But I guess the answer’s for another time
So instead I’ll pray with every tear
And be thankful for the time I had you here

So you just save a place for me, save a place for me
I’ll be there soon, I’ll be there soon
Save a place for me, save some grace for me
I’ll be there soon, I’ll be there

I wanna live my life just like you did
And make the most of my time just like you did
And I wanna make my home up in the sky just like you did
Oh, but until I get there, until I get there

Just save a place for me, save a place for me
‘Cause I will be there soon
Save a place for me, save a place for me
I’ll be there soon, I’ll be there soon

Don’t be mad if I cry
It just hurts so bad

I am grateful for Matthew West who so accurately and beautifully expressed thoughts and emotions that I feel.
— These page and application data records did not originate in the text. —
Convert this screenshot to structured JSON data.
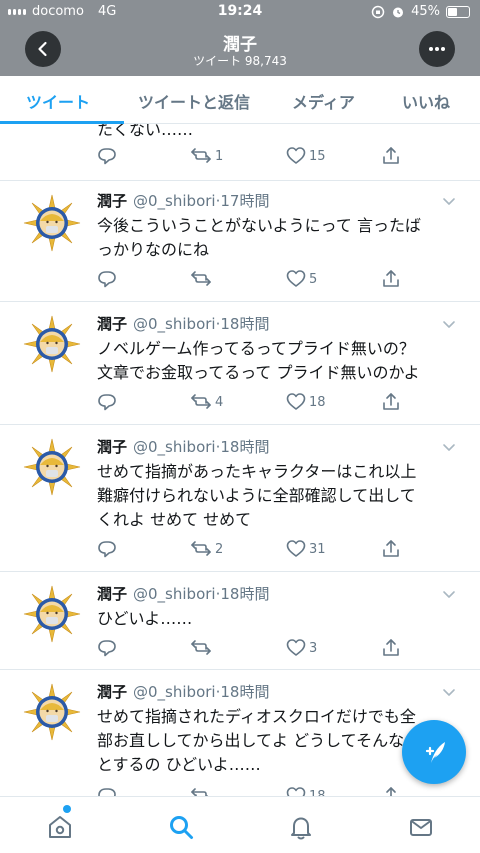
{
  "status_bar": {
    "carrier": "docomo",
    "network": "4G",
    "time": "19:24",
    "battery": "45%"
  },
  "profile": {
    "name": "潤子",
    "tweet_count": "ツイート 98,743"
  },
  "tabs": [
    {
      "label": "ツイート"
    },
    {
      "label": "ツイートと返信"
    },
    {
      "label": "メディア"
    },
    {
      "label": "いいね"
    }
  ],
  "partial_tweet": {
    "text": "たくない……",
    "retweets": "1",
    "likes": "15"
  },
  "tweets": [
    {
      "name": "潤子",
      "handle": "@0_shibori",
      "time": "17時間",
      "text": "今後こういうことがないようにって 言ったば\nっかりなのにね",
      "replies": "",
      "retweets": "",
      "likes": "5"
    },
    {
      "name": "潤子",
      "handle": "@0_shibori",
      "time": "18時間",
      "text": "ノベルゲーム作ってるってプライド無いの？\n文章でお金取ってるって プライド無いのかよ",
      "replies": "",
      "retweets": "4",
      "likes": "18"
    },
    {
      "name": "潤子",
      "handle": "@0_shibori",
      "time": "18時間",
      "text": "せめて指摘があったキャラクターはこれ以上\n難癖付けられないように全部確認して出して\nくれよ せめて せめて",
      "replies": "",
      "retweets": "2",
      "likes": "31"
    },
    {
      "name": "潤子",
      "handle": "@0_shibori",
      "time": "18時間",
      "text": "ひどいよ……",
      "replies": "",
      "retweets": "",
      "likes": "3"
    },
    {
      "name": "潤子",
      "handle": "@0_shibori",
      "time": "18時間",
      "text": "せめて指摘されたディオスクロイだけでも全\n部お直ししてから出してよ どうしてそんなこ\nとするの ひどいよ……",
      "replies": "",
      "retweets": "",
      "likes": "18"
    }
  ],
  "colors": {
    "accent": "#1da1f2",
    "header_bg": "#8a8f94",
    "muted": "#657786"
  },
  "icons": [
    "back-arrow-icon",
    "more-icon",
    "reply-icon",
    "retweet-icon",
    "like-icon",
    "share-icon",
    "caret-down-icon",
    "compose-icon",
    "home-icon",
    "search-icon",
    "notifications-icon",
    "messages-icon"
  ]
}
We had the CD this song is on before Leah died. Who knew I’d connect to this song so intimately?

My mother Joan also loved music. She worked in a Chicago loop record store with my dad in the 1950’s and got to meet some awesome recording artists. She described being at record release parties with Harry Belafonte, Nat King Cole, Dinah Shore, etc. Somehow Clark Gable showed up at one of these parties. When she told me this fact it was kinda like “Well, I was at the same cocktail party and five feet from Clark Gable.” I said, “Did you go talk to him?” “No. I was too embarrassed,” she sighed. Stunned, I said, “What mom? How awesome, you could have touched him.” My mom was in Clark Gable’s presence. Some memory.

As a result of working in a record store, my parents had literally thousands of albums from big band to jazz to country in our home and played them frequently.

During my mom’s final days, I felt so helpless. Leah just died two weeks beforehand and I had no capacity left. Yet, I wanted to reach out to my mom and somehow soothe her pain. I had the prompting to play some of her favorite songs on my iPhone and hold the phone up to her ear. A priceless memory was seeing her smile as she heard the Three Tenors and Rachmaninoff’s ‘The Rhapsody.’ Listening to the music, she had a serene peace about her. Confirmation once again that music is a gift unlike many others.

I will keep leaning into music as the tie that binds me to the people who I love.

How does music touch you? I’d love to hear.

A selfie on our Paris bus tour, about a year ago:
Paris Selfie Me and leah